|Educational Issues:||Inquiry learning, Learning theory, Professional development, Teacher content knowledge
|Resource Format:||application/msword, application/pdf, application/x-shockwave-flash, audio/mp3, image/gif, image/jpeg, text/html, video/quicktime
|Installation Remarks:||Run the Science Objects System Check to ensure that your system is capable of viewing the simulations: http://ecommerce2.nsta.org/system_check/
|Requirements:||Requires Macromedia Flash Player and Apple Quicktime Player
State Standards Correlation
Use the form below to view which of your state standards this resource addresses.
||Good, but less of the stuff I like in Sci Objects
||David K on January 15, 2011
||First, I do want to state that I think using coral reefs to integrate and discuss many earth science and physical science concepts as abiotic factors is a good way of presenting this information. I think these are important concepts for a teacher of life sciences (at all school levels) to know. This object includes short overviews of sunlight, ocean temperature, pH, salinity, dissolved oxygen levels, turbidity, pressure, as well as the very basics of waves, tides, and currents.
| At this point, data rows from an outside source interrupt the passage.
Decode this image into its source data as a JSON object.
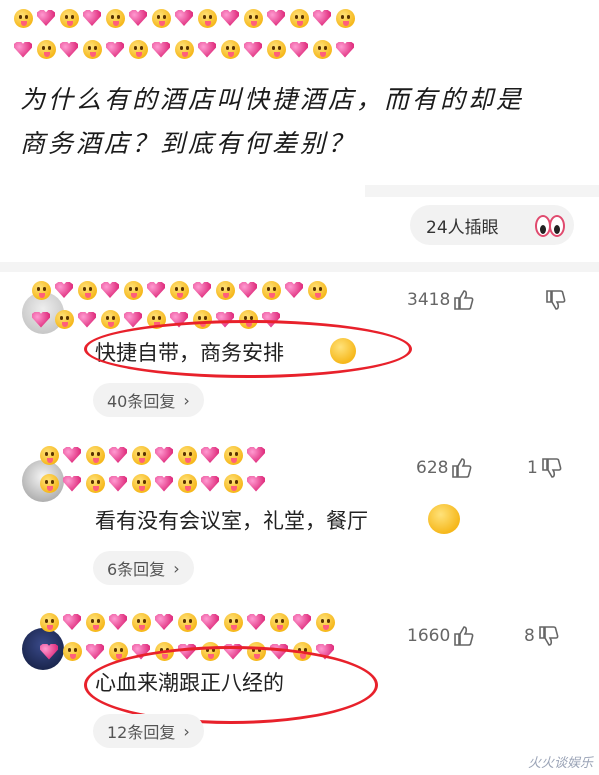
{
  "post": {
    "question_line1": "为什么有的酒店叫快捷酒店，而有的却是",
    "question_line2": "商务酒店？到底有何差别？",
    "watch_count": "24人插眼"
  },
  "comments": [
    {
      "text": "快捷自带，商务安排",
      "likes": "3418",
      "dislikes": "",
      "replies": "40条回复"
    },
    {
      "text": "看有没有会议室，礼堂，餐厅",
      "likes": "628",
      "dislikes": "1",
      "replies": "6条回复"
    },
    {
      "text": "心血来潮跟正八经的",
      "likes": "1660",
      "dislikes": "8",
      "replies": "12条回复"
    }
  ],
  "icons": {
    "like": "thumbs-up-icon",
    "dislike": "thumbs-down-icon",
    "watch": "eyes-icon",
    "reply": "chevron-right-icon"
  },
  "colors": {
    "highlight_circle": "#e8212b",
    "pill_bg": "#f2f2f2"
  },
  "watermark": "火火谈娱乐"
}
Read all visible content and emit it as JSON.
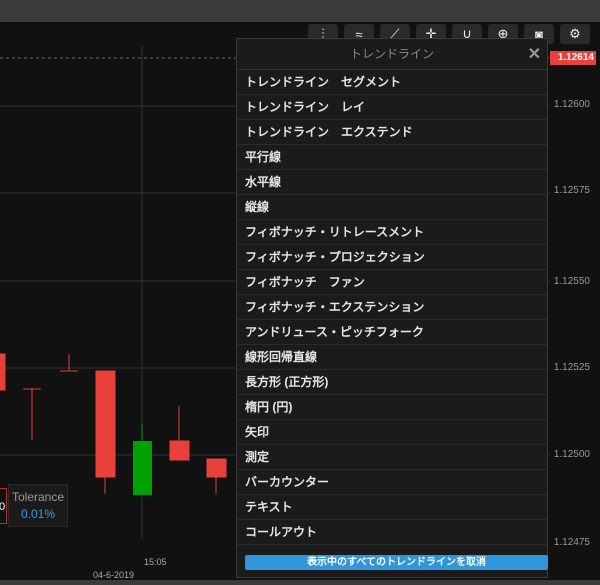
{
  "toolbar": {
    "icons": [
      "indicators-icon",
      "chart-type-icon",
      "trendline-icon",
      "crosshair-icon",
      "curve-icon",
      "zoom-in-icon",
      "camera-icon",
      "gear-icon"
    ]
  },
  "axis": {
    "prices": [
      "1.12600",
      "1.12575",
      "1.12550",
      "1.12525",
      "1.12500",
      "1.12475"
    ],
    "current_price": "1.12614",
    "time": "15:05",
    "date": "04-6-2019"
  },
  "tolerance": {
    "label": "Tolerance",
    "value": "0.01%",
    "partial": "0"
  },
  "panel": {
    "title": "トレンドライン",
    "close": "✕",
    "items": [
      "トレンドライン　セグメント",
      "トレンドライン　レイ",
      "トレンドライン　エクステンド",
      "平行線",
      "水平線",
      "縦線",
      "フィボナッチ・リトレースメント",
      "フィボナッチ・プロジェクション",
      "フィボナッチ　ファン",
      "フィボナッチ・エクステンション",
      "アンドリュース・ピッチフォーク",
      "線形回帰直線",
      "長方形 (正方形)",
      "楕円 (円)",
      "矢印",
      "測定",
      "バーカウンター",
      "テキスト",
      "コールアウト"
    ],
    "cancel_button": "表示中のすべてのトレンドラインを取消"
  },
  "colors": {
    "up": "#00a000",
    "down": "#e8403a",
    "accent": "#2f96dc"
  }
}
However, for such a variety of topics, there appeared to be fewer questions asked along the way as review and fewer interactives, which are the components that usually make me feel I’m not just reading a textbook online. This is the first science object that gave me more of that feeling. The only interactive is at the end and is basically a visual review question with minimal manipulatives where you have to adjust some of the abiotic factors to create optimal coral reef growth. Again, the info is varied an